Various studies in animals show that co-enzyme Q10 does not extend lifespan and can actually shorten lifespan (R,R). In fact, studies show that mice or other organisms that have less or dysfunctional co-enzyme Q10 actually live longer (R,R,R).
There are of course also some studies showing that co-enzyme Q10 can extend lifespan, but often these studies have not been well conducted, or they use organisms that are not ideal representation of normal aging, like using co-enzyme Q10 deficient mice – then of course giving co-enzyme Q10 will help.
Lastly, the interventions testing program (ITP) tested a similar compound, MitoQ (a better absorbable nutrient based on coQ10), and didn’t find a life extension effect (R).
7. N-acetyl-cysteine (NAC)
Other studies show that NAC actually shortens lifespan (R).
N-acetyl cysteine is a strong antioxidant. As we explained before, many antioxidants do not extend lifespan, and can sometimes even shorten lifespan.
Which makes sense: cancer cells are fast dividing cells that don’t regulate their metabolism well, so they produce lots of free radicals.
Antioxidants like N-acetyl-cysteine mop up these oxidants, something which is very helpful for free-radical ridden cancer cells.
So to err on the side of caution, we currently do not advice to take N-acetyl-cysteine.
8. Growth hormone or substances that increase growth hormone
Growth hormone for anti-aging? If an MD or health guru advises this to extend lifespan, be very weary.
In the last twenty years, a large body of studies has shown that growth hormone actually accelerates aging.
This makes sense: the more “growth”, the harder cells have to work, and the faster they age. Growth hormone increases the risk of many aging-related diseases, like diabetes, cancer and Alzheimer’s (R,R,R). In the short-term, growth hormone can make you feel better, but in the long term it accelerates aging.
Dozens of studies show that reducing the growth hormone (and other growth pathways, like insulin like growth factor, and insulin, and mTOR) increases lifespan.
Too much growth hormone can also accelerate hair loss.
9. Testosterone or testosterone boosters
Most male hormones shorten lifespan.
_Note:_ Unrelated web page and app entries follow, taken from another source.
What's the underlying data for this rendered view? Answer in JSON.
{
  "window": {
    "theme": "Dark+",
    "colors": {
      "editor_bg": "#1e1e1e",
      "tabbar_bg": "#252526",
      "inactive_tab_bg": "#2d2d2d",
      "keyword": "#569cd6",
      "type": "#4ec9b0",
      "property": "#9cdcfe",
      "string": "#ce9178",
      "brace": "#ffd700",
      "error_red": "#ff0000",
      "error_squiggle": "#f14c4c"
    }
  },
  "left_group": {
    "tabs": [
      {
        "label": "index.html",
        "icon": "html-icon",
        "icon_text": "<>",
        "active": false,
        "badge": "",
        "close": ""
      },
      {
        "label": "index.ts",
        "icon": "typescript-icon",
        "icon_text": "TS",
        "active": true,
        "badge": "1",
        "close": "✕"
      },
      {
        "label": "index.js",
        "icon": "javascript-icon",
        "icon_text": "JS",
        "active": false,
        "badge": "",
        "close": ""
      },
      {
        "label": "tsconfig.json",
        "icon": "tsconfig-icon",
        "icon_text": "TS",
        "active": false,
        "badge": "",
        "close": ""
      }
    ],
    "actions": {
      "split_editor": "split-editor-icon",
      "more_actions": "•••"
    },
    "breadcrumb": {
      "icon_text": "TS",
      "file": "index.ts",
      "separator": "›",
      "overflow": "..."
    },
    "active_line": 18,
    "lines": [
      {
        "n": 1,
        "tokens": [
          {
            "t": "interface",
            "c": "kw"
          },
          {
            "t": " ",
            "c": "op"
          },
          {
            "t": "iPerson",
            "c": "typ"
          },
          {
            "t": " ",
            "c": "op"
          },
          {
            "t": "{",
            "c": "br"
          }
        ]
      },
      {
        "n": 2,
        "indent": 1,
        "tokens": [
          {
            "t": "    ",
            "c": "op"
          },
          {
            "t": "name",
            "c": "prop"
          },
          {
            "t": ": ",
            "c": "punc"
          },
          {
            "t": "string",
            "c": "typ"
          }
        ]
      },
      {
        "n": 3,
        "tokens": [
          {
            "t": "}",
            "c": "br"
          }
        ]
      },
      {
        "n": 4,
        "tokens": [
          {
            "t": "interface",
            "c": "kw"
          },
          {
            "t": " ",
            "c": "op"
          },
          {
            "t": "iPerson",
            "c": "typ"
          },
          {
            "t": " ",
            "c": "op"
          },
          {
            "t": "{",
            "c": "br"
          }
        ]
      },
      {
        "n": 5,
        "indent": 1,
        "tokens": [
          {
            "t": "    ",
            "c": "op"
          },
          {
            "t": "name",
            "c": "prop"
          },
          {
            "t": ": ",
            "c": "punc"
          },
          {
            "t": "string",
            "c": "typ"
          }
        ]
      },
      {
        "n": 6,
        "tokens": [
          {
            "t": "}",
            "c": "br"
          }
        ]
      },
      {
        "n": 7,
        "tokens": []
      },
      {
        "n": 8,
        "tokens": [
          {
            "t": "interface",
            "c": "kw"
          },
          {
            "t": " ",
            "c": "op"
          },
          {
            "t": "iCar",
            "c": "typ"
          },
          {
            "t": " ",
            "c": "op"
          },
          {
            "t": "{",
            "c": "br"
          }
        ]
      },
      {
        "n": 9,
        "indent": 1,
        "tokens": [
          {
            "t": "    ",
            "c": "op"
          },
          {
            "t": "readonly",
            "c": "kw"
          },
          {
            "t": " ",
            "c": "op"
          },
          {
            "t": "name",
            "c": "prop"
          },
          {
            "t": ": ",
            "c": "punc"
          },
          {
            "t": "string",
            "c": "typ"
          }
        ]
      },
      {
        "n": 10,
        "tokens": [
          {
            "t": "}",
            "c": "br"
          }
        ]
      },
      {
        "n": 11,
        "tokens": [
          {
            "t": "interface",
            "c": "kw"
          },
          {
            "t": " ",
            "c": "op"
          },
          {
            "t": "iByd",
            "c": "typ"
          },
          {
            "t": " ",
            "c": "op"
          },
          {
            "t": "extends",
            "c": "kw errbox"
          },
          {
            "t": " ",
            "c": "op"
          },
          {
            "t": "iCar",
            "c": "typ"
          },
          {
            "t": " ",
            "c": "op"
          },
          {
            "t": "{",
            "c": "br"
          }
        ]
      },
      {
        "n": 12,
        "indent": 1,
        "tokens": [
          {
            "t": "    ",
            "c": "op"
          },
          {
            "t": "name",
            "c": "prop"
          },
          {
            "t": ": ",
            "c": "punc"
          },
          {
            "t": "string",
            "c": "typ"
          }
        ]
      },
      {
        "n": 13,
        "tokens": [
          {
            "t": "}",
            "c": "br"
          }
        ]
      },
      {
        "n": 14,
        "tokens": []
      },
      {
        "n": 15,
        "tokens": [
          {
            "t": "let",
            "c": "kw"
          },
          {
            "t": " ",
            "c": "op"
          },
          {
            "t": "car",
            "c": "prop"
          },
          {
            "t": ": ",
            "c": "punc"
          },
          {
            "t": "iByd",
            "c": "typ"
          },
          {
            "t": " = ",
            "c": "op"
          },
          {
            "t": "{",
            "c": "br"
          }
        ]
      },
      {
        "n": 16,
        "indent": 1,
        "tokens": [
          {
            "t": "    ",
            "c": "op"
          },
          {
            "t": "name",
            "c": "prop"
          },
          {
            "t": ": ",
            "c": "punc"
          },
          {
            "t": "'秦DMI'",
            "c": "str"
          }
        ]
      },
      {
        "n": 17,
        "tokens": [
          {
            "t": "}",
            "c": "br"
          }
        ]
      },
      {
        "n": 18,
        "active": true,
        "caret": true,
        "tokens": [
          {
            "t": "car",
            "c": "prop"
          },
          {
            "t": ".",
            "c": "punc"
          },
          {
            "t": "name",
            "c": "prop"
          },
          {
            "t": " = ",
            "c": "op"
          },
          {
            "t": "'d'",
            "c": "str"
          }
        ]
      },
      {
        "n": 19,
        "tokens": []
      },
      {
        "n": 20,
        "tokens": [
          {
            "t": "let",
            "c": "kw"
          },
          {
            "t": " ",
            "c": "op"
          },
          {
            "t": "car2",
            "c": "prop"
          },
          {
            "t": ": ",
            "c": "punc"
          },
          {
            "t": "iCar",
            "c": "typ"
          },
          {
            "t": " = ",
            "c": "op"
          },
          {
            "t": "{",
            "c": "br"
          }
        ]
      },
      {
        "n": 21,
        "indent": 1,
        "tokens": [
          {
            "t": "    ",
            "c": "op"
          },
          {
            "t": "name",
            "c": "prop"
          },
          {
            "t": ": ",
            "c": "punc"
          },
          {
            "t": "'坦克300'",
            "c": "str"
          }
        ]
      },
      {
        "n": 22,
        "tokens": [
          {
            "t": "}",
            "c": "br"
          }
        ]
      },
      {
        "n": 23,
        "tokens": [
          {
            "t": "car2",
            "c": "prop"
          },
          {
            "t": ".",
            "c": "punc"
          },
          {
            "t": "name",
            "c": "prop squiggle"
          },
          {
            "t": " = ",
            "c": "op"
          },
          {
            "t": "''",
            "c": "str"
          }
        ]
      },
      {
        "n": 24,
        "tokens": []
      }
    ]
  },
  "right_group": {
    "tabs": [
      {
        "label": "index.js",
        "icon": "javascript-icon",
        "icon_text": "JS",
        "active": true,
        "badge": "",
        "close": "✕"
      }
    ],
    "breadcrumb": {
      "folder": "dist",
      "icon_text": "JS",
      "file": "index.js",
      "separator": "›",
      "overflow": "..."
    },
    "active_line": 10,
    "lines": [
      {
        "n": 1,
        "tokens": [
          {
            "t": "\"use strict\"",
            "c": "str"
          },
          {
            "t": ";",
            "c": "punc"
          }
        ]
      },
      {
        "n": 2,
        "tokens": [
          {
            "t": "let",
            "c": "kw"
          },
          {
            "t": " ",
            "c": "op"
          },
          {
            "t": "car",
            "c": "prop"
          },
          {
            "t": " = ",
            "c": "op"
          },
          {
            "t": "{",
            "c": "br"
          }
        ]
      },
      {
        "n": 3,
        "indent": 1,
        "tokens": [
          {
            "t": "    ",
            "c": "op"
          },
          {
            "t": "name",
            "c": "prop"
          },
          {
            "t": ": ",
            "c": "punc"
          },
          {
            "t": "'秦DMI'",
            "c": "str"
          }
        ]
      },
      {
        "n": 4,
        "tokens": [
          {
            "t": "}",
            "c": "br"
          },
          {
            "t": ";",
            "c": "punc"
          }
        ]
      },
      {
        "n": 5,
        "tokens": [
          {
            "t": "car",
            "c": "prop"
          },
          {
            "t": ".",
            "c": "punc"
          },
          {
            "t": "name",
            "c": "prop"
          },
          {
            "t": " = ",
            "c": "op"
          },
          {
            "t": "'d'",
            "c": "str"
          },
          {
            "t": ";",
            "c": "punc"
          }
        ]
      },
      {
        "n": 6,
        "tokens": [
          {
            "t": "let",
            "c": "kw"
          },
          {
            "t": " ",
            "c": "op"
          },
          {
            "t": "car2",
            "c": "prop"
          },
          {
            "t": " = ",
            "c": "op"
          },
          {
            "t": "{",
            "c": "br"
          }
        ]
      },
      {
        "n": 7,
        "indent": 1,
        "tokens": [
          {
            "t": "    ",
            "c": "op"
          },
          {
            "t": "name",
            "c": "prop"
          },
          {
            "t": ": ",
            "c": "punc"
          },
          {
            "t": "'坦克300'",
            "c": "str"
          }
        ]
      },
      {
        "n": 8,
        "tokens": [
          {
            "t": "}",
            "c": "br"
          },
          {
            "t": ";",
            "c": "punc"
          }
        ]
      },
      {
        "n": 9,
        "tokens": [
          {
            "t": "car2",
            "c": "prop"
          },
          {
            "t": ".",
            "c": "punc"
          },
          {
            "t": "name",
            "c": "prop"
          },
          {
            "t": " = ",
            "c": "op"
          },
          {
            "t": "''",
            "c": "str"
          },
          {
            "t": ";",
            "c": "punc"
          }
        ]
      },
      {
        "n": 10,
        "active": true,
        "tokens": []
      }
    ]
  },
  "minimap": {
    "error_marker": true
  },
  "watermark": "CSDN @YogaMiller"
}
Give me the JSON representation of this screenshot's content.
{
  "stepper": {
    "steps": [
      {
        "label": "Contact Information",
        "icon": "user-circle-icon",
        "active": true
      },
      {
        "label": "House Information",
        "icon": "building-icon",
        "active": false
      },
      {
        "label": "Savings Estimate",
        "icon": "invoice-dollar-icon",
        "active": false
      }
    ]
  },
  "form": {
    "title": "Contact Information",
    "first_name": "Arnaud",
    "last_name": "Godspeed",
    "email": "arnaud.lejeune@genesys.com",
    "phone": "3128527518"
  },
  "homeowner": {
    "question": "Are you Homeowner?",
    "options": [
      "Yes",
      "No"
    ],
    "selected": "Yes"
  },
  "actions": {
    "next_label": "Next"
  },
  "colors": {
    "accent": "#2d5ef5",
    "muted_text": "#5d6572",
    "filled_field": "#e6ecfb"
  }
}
If you give male animals extra testosterone, they age and die faster (R).
Testosterone can make men feel better, and perhaps they can lose a bit of belly fat in the short term, but in the long term testosterone accelerates aging.
This does not mean that having less sex will increase your lifespan, it means that animals that have lots of male sex hormones circulating, age and die faster.
These insights also explain why giving female hormones to male animals can actually extend lifespan (R).
Most anti-aging supplements don’t work, and some of them could actually shorten your lifespan.
It’s astonishing that in the light of so much scientific evidence to the contrary, many antioxidant, testosterone and growth hormone supplements are still being touted as anti-aging supplements.
Luckily, there are anti-aging substances that do have lots of science behind them, and that can actually extend lifespan, like alpha-ketoglutarate, fisetin, microdosed lithium, glucosamine, and others.
These anti-aging substances often extend lifespan in very different ways than antioxidants. For example, they have epigenetic effects, or slow down the accumulation of proteins, or improve DNA stability, which are all important reasons why we age.